Olive oil from the ancient Sabina region is rich in history. The agronomists of Augustus, the first Roman Emperor, selected this territory to plant thousands of trees and build mills and amphorae factories for the conservation, packaging, and transportation of the olive oil that came to be known as the ‘Gold of Rome.’ The olives were picked according to criteria that are still followed today, including the reading of weather cues, lunar phases, and plant cycles.

The olive groves of Sabina have been around since before Rome's existence. The region was home to many important historical figures, including the second and third emperors of Rome. It also is the symbolic starting point for the pilgrimage undertaken by St. Francis of Assisi. The first region in Europe to cultivate olive oil, Sabina is also the locus of Europe's oldest and largest olive tree, known as “Ulivone.” For the Sabina people, it was never the prominent ancient masterpieces that gave them their strength and longevity – it was the land on which they relied. Today, Italian family farmers produce Extra Virgin Olive Oil (EVOO) out of love, passion, and tradition.

Libellula is designed both to establish a profitable solution to the dying practice of family olive oil cultivation and to create a successful new business model that respects and protects the historic countryside. Our EVOO is produced following the strictest Sabina D.O.P. (Protected Designation of Origin) guidelines. By adopting an olive tree, you too can share part of the sophisticated, and largely undiscovered, history of Rome.

Olive Oil Cultivation 


The harvest marks a special time in Sabina. It varies each year and depends on climate, ripeness of the olives, and the lunar phase. Color helps determine the olive’s maturity, as it evolves from a light green to a violet red and finally to a dark brown. To begin the harvest, our farmers position large nets at the base of the olive tree to collect the olives with ease. Stairs of varying heights facilitate hand-picking, and small manual tools gently shake the branches to collect olives in places that are hard to reach. The olives are grouped together and brought to the closest mill for immediate pressing.


As soon as the olives are brought to the mill, an automatic leaf removal machine eliminates any residual leaves, sprigs, or any other impurities from the harvest. The olives are bathed in water to remove any other vegetable or mineral residues.
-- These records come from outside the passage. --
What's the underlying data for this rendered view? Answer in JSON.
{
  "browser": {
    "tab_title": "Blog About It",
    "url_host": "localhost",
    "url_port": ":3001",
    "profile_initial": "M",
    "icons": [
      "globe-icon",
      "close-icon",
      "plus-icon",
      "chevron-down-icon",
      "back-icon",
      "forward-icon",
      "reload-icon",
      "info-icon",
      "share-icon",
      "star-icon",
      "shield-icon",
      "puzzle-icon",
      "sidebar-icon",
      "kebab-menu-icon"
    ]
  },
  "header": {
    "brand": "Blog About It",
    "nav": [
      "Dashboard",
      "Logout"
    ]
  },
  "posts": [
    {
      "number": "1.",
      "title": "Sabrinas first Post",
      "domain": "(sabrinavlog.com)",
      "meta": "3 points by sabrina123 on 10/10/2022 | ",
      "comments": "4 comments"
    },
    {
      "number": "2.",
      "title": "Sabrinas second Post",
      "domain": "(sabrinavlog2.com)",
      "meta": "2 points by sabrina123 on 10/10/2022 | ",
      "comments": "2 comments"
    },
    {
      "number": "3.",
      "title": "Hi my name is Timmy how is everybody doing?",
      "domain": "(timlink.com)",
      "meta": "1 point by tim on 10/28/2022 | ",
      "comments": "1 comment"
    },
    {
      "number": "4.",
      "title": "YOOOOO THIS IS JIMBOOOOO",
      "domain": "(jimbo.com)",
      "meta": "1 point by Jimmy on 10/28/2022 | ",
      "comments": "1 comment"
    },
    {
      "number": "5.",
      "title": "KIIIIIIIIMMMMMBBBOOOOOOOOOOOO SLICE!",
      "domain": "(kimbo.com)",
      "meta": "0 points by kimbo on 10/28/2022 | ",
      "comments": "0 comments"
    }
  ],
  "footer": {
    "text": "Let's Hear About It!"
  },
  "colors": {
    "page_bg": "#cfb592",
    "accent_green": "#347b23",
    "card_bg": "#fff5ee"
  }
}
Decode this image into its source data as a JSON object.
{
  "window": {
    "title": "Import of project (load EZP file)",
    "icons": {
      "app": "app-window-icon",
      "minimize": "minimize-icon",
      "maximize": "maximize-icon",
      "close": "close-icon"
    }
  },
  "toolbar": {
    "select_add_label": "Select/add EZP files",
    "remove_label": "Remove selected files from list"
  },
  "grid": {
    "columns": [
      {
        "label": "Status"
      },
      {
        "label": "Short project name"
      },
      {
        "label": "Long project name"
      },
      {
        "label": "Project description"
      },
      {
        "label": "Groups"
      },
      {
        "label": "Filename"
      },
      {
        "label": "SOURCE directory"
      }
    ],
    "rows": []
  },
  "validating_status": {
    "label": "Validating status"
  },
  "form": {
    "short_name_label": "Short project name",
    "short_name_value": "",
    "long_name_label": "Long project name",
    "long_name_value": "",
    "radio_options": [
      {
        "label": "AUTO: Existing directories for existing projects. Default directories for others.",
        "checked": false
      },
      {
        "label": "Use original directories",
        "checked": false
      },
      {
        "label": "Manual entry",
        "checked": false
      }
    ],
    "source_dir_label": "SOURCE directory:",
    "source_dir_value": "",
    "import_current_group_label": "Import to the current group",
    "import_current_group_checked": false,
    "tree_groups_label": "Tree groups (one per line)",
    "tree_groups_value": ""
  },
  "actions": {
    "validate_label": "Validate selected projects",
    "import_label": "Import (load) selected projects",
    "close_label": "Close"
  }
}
The olives are then briskly crushed to obtain a coarsely ground paste made of olive pulp and broken olive pits. Broken pits play an important draining role, making the separation of the liquid and solid components of the paste easier.


Similar to the kneading of bread dough, this operation involves a slow and continuous mixing of the olive paste and takes place in special kneading machines. This is a crucial stage because it allows the break down of the water-oil emulsions formed during the pressing stage, and the gathering of oil droplets into larger drops. This process allows the oil to separate easily from the solid paste.


This is the key phase in the entire cold press process. Three components are extracted from the olive paste: pomace, vegetable water and olive oil. A common modern technique of extraction is centrifugation, which works on the principle of the different specific weight of each component. The olive paste is placed in high speed centrifuges that separate first the pomace from the liquid and then the oil from the vegetable water.